→ WHAT TO WORK ON
Look through the records below for lines containing the string "source", and report how many there are, nothing else.

Excerpts from an interface dataset:
%%

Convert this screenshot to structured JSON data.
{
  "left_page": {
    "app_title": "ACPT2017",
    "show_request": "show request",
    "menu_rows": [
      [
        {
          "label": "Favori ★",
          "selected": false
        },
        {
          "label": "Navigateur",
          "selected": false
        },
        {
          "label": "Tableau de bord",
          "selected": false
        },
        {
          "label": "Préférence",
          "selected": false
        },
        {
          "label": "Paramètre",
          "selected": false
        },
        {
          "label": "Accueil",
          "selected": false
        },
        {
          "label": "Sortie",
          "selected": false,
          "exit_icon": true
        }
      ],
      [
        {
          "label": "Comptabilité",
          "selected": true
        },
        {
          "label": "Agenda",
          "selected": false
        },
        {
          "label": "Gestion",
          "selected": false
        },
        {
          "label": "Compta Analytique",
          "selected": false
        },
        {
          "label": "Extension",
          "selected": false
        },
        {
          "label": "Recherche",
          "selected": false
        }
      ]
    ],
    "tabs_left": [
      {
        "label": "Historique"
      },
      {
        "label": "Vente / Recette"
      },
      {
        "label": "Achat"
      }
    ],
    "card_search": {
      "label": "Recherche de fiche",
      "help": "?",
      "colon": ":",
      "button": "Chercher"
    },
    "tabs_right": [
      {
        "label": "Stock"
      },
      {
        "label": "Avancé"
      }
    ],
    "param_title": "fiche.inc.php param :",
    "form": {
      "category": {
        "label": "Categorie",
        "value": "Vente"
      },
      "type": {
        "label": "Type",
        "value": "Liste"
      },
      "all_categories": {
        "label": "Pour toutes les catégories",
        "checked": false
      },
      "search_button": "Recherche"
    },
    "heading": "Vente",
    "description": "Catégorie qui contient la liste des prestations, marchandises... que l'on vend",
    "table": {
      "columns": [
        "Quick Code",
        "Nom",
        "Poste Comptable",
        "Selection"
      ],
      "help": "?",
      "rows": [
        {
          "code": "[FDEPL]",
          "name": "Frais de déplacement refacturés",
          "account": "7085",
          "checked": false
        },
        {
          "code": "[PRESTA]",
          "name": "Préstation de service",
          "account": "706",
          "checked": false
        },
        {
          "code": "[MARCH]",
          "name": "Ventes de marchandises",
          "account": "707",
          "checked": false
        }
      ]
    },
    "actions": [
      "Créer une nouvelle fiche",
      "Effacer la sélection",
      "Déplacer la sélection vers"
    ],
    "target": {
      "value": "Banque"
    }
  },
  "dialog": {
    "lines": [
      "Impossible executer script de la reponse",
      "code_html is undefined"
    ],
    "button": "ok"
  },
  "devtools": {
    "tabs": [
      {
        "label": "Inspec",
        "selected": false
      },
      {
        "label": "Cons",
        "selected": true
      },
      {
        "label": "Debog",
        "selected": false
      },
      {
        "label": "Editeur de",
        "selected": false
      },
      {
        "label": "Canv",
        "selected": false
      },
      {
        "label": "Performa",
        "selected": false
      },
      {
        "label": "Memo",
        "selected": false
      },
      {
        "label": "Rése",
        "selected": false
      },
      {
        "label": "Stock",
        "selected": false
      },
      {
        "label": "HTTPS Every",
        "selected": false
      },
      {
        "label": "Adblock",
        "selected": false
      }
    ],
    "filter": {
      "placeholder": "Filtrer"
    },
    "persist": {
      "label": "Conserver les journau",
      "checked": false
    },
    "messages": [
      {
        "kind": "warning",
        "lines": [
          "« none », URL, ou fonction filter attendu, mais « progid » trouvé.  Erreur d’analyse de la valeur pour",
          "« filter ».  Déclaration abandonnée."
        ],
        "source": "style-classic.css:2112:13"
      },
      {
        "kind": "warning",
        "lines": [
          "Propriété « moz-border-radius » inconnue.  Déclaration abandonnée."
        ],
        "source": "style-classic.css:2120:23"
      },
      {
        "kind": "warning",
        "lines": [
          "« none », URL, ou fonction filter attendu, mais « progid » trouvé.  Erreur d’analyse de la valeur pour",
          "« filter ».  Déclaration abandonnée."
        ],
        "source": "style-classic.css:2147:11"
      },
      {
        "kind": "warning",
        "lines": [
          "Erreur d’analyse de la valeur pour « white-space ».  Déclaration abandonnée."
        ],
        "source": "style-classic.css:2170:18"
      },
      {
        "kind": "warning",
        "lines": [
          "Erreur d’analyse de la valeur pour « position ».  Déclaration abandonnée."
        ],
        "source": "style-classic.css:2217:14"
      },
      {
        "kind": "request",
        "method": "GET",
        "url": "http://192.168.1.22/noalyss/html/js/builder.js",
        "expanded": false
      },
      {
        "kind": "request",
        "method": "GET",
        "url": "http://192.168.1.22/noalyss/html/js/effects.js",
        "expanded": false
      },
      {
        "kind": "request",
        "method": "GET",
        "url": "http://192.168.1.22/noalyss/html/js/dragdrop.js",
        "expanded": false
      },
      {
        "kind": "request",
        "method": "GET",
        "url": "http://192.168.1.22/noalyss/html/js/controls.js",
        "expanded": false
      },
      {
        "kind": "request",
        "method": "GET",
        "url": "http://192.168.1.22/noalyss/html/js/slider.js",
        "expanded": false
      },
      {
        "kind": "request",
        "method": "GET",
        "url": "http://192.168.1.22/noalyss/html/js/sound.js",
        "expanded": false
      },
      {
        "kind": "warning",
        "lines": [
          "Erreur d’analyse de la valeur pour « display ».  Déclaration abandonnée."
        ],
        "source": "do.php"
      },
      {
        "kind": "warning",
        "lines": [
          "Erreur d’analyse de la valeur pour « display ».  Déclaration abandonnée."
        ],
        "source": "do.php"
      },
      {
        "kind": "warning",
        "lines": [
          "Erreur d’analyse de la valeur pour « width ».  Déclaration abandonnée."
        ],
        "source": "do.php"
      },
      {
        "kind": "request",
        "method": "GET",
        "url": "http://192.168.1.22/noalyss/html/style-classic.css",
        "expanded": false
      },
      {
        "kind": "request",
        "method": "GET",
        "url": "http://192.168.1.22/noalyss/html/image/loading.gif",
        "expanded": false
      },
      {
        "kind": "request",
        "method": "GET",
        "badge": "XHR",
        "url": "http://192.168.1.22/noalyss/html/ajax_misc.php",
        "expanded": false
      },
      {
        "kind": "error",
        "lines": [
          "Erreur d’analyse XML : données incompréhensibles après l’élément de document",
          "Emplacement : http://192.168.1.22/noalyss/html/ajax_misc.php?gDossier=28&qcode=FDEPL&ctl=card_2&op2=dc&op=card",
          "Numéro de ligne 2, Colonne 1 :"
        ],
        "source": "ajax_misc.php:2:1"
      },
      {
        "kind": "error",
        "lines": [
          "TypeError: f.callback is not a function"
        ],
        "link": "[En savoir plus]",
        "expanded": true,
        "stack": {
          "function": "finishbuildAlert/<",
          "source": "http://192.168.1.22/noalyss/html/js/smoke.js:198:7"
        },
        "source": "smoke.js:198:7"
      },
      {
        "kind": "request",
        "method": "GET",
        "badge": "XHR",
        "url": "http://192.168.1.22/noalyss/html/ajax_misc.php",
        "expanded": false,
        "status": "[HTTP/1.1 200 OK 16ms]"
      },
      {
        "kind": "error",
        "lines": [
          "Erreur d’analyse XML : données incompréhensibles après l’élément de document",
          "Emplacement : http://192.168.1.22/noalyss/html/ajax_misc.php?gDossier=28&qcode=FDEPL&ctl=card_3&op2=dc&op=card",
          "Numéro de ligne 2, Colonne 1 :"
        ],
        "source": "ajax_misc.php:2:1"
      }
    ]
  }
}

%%

→ ANSWER FOR THE TASK
12